“What kind of consequences?” I interrupt.

“They will be banned from diving with us.”

This has only happened twice in the history of Crystal Dive Koh Tao, following divers getting hands-on with whale sharks. The agreement and thorough briefings before every dive appears to work. Crystal Dive Koh Tao is the third biggest school in the world.

Today there’s a growing global public consciousness about respecting the environment and biodiversity , but Eco Koh Tao wants that commitment inked by anyone coming through its doors.

The dive school has water refill stations. Glass bottles are used over plastic. Recycling is promoted, as well as regular beach cleans and dives against debris.

Jennifer says Koh Tao has seen a lot of change over the last decade. A growth in tourism has been one of the catalysts to on-going development around the island.

“When we arrived the reef was healthier and there was a bit more fish. The biggest threat right now (to the health of the ocean) is run off from construction.”

We both glance up. A dark cloud casts a shadow over us and small rain drops begin to fall. The gentle pitter patter gathering momentum as we make a dash inside.

It’s rainy season. This means roads become rivers in a matter of minutes and you’re ankle-deep in fast-flowing water. While Koh Tao is still rustic in parts, gentrification is picking up speed to keep up with the number of tourists arriving by the boat load. Any downpour is a potential hazard with toxic waste from building sites flushing directly into the ocean. The run-off suffocates biodiversity.

Eco Koh Tao is also part of the global organisation, Earth Day Group, which has helped to galvanise the banning of plastic bags on the island that came into force at the beginning of December (2018). It takes time to phase out these things, but they are also trying to encourage local shops and businesses to use paper and bamboo instead of plastic straws.

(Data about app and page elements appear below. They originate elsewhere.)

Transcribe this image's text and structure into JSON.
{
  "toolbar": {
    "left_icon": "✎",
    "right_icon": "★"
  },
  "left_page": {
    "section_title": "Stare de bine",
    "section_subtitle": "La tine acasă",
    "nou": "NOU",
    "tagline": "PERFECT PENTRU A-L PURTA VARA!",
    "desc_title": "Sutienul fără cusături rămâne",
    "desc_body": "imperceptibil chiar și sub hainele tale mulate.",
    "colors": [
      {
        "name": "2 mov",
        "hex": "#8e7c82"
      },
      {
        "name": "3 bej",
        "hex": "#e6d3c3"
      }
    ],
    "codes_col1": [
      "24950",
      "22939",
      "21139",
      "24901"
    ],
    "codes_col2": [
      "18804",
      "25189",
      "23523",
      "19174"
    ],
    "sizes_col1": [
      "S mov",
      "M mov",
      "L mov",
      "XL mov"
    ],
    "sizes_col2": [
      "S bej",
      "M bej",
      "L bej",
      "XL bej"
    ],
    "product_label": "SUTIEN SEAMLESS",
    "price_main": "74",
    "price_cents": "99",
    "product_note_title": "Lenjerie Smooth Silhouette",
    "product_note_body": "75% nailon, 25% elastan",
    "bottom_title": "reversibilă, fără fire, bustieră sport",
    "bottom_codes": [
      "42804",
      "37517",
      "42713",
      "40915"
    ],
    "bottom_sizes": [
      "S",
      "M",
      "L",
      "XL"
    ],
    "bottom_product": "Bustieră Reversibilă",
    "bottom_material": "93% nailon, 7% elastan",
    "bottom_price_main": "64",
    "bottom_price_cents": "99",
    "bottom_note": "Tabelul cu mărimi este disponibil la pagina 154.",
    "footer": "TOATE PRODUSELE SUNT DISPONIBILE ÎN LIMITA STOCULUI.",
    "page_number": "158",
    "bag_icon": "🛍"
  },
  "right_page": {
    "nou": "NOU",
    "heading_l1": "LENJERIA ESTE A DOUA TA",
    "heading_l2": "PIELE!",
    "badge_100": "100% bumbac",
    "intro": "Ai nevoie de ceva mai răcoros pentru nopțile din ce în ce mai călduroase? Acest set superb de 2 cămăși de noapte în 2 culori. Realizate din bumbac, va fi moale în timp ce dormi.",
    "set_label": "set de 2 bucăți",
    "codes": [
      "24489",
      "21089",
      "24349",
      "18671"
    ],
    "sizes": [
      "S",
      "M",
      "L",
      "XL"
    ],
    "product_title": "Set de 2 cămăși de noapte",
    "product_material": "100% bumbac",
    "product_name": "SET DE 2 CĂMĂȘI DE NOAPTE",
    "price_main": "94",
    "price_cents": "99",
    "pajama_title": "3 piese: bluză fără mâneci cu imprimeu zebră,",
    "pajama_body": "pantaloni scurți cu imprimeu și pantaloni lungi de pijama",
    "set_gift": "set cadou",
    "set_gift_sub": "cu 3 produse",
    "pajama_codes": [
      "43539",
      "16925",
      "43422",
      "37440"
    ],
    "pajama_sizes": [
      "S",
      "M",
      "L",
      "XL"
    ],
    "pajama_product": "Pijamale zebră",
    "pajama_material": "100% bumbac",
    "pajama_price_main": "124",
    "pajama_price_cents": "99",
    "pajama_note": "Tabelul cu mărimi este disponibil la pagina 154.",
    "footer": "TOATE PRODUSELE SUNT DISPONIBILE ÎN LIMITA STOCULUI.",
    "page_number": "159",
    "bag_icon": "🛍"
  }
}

“How about the young generation arriving on Koh Tao? Are they as passionate as you about safeguarding the ocean? Do they have a clue?” I quiz.

She lets out a sigh and takes a pause………”Some people arrive willing to muck in and are informed about what’s happening to the planet and the ocean. Others arrive with a sense of entitlement and expect things to be done for them.”

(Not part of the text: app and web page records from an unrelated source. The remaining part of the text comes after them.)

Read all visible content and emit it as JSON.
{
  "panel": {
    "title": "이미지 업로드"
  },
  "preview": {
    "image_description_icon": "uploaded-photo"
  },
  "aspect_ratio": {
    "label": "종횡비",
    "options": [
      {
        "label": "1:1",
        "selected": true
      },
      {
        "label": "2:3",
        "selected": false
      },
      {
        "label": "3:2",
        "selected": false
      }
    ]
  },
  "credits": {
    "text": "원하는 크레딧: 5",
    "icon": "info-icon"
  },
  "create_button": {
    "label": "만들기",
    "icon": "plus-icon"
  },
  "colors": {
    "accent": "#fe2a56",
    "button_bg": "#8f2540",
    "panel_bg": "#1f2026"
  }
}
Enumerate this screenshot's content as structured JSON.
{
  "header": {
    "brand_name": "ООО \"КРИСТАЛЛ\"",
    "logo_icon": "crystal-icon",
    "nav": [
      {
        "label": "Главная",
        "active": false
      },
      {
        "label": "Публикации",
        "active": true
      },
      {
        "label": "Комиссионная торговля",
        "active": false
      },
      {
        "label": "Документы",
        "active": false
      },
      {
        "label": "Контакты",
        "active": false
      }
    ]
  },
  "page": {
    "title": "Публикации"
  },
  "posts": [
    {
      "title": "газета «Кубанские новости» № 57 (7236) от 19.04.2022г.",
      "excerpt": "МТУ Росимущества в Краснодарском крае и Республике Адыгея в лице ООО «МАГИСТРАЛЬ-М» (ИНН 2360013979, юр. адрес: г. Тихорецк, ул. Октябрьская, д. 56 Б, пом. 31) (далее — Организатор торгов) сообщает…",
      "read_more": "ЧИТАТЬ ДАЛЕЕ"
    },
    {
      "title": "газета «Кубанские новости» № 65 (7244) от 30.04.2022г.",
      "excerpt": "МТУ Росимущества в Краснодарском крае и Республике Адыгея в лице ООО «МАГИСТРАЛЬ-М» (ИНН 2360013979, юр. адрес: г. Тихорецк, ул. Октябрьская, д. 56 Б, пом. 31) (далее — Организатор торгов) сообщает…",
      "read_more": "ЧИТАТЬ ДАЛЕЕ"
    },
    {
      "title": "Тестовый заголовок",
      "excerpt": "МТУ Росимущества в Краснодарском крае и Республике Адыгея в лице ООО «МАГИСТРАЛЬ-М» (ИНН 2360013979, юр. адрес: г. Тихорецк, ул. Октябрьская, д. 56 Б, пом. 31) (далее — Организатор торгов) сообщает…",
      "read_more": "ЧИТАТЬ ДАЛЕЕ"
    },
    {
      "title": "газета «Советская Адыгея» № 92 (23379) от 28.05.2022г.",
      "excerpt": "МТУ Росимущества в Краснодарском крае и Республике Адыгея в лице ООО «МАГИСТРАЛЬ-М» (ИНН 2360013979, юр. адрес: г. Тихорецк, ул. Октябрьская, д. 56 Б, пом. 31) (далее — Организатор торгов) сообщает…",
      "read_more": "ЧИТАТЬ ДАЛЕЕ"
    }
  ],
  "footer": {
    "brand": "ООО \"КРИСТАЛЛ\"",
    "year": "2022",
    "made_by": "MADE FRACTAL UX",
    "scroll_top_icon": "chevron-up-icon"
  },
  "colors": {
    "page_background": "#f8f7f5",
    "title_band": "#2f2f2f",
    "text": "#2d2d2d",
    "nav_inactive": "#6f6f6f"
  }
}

“And what about fishing what are your thoughts?” I ask.

Another sigh. “Fishing laws say commercial boats are supposed to fish a mile away from dive sites but lack of patrols and corruption makes this difficult to enforce.”

It’s a picture that’s replicated the world over. I’ve seen it in every country I have dived. Western demands for certain types of fish only adds fuel to the fire.

Renown conservationists have labelled this time in history as “the tipping point”, where small changes now, can still potentially have an important impact if we all act together. Is she hopeful?

“We are doing what we can here.” She’s referring to one particular dive site, aptly named Junkyard.

It was born through crowdfunding in 2009 and the money helped Eco Koh Tao to acquire, build and sink random sculptures and objects made from natural materials to encourage coral gardens to flourish.

“There’s 36 pyramids and a couple hundred sculptures, as well as nurseries there now. Some of the junk is made from an old fin wrack, we try to use wood and different organic matter like concrete or ceramics. There’s a PVC swim through. We found that iron and cement are more hardy and coral prefer it as it’s a rougher texture.
There’s even an old keyboard and karaoke station.”

My time is up and Jennifer has to leave. Last minute hand overs with the team need to be done. I hope over the coming months I’ll be able to see in detail Eco Koh Tao’s work for myself.